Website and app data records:
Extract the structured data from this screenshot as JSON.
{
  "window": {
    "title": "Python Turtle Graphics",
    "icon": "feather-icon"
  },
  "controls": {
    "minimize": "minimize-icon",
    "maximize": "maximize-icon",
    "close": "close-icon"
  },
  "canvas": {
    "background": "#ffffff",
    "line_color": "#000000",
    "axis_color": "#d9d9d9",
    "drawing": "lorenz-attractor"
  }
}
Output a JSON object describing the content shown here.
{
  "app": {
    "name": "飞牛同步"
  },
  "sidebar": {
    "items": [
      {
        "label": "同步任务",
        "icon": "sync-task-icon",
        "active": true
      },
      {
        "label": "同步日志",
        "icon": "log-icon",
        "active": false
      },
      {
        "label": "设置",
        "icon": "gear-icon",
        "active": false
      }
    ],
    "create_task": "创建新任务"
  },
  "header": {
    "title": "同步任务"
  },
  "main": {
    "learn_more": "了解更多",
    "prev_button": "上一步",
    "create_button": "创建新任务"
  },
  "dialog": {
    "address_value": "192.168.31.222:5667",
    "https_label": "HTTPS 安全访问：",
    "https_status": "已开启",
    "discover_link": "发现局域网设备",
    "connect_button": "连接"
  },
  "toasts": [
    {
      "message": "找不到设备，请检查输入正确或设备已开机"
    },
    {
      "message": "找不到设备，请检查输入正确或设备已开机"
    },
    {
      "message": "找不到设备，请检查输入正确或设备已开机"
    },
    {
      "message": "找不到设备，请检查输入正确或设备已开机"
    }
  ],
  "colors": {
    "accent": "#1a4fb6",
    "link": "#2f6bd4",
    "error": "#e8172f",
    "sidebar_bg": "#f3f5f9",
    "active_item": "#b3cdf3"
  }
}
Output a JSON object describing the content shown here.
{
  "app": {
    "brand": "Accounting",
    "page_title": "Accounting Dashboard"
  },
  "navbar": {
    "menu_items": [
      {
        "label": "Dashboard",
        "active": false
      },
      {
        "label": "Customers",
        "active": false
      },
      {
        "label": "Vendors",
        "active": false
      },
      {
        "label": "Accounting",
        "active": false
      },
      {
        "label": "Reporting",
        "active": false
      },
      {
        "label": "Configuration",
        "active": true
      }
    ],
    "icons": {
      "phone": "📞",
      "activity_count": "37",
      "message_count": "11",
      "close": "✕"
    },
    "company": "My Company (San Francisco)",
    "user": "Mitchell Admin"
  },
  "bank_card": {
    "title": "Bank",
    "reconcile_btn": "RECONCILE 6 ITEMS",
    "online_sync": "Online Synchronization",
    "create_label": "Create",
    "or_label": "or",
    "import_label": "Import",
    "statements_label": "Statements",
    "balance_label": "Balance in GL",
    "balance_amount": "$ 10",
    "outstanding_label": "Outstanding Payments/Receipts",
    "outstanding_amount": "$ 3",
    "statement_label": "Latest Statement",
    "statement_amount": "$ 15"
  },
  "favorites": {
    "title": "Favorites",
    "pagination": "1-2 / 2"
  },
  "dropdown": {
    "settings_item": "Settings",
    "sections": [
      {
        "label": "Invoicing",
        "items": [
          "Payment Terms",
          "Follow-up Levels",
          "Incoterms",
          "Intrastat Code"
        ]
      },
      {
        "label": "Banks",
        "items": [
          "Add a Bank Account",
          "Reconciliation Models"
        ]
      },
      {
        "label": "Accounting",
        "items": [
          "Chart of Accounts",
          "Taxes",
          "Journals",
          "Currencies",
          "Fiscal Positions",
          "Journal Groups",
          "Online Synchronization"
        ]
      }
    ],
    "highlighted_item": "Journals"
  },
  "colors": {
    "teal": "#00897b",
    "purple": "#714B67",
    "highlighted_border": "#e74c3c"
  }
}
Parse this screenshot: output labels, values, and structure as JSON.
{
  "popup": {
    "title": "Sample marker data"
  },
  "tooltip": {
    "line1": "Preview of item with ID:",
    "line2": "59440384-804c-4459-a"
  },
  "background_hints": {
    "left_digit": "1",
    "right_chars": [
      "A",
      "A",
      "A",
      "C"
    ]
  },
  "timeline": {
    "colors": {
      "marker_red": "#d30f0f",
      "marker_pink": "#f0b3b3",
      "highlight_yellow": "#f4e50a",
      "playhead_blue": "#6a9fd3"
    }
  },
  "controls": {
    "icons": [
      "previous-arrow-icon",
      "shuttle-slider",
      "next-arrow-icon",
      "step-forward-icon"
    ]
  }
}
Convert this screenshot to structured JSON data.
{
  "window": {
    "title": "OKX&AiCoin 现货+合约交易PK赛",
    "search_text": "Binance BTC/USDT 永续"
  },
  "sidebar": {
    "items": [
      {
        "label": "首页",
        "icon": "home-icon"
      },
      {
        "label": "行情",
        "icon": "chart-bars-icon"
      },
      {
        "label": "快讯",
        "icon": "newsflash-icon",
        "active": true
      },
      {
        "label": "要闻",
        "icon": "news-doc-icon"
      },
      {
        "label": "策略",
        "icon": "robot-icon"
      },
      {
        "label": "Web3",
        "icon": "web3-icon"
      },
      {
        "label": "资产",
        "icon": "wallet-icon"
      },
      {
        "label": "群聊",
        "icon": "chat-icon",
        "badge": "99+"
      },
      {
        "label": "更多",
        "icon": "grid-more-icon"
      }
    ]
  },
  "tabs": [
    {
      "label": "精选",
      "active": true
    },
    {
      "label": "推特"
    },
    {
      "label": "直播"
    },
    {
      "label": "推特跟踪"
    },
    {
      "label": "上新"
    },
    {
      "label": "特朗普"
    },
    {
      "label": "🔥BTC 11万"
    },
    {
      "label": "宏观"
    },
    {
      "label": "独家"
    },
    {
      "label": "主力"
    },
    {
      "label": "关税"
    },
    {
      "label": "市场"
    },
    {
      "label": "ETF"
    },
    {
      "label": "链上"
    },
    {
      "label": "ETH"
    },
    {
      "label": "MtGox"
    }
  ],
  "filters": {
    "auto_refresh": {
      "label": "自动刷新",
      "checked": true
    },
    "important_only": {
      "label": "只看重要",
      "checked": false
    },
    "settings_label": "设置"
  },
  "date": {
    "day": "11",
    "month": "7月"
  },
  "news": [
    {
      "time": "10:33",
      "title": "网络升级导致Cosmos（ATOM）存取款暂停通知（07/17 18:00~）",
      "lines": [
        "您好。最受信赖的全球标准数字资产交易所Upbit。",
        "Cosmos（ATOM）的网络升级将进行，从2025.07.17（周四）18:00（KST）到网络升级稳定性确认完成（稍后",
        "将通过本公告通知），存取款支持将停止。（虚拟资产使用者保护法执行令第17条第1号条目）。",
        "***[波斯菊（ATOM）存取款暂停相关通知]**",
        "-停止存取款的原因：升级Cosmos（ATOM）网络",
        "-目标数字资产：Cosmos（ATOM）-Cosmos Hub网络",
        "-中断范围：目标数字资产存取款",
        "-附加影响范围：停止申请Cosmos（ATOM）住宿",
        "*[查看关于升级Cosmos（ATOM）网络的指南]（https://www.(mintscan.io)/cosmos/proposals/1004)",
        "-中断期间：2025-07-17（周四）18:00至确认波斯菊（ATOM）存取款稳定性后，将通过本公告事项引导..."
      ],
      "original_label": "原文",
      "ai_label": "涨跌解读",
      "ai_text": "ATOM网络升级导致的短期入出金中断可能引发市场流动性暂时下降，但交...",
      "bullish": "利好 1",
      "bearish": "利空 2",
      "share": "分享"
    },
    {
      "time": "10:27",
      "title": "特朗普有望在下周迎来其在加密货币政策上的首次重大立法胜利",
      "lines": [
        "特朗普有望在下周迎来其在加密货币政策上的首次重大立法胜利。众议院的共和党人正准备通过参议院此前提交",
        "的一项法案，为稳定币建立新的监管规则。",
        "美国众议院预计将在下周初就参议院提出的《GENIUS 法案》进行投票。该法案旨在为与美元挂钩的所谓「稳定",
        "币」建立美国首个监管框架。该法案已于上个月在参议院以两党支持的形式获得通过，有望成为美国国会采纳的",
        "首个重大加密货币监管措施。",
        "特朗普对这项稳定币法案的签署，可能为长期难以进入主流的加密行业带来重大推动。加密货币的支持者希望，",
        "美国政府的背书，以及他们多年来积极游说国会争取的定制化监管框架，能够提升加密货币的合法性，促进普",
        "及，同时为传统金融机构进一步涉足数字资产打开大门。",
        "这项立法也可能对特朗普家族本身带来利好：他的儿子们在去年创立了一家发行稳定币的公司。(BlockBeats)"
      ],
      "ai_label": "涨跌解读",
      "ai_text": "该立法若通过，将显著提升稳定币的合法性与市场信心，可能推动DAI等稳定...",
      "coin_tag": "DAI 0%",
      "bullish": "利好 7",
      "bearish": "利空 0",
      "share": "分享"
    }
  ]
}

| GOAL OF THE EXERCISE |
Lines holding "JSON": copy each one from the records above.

| RESPONSE TO THIS TASK |
Extract the structured data from this screenshot as JSON.
Output a JSON object describing the content shown here.
Output a JSON object describing the content shown here.
Parse this screenshot: output labels, values, and structure as JSON.
Convert this screenshot to structured JSON data.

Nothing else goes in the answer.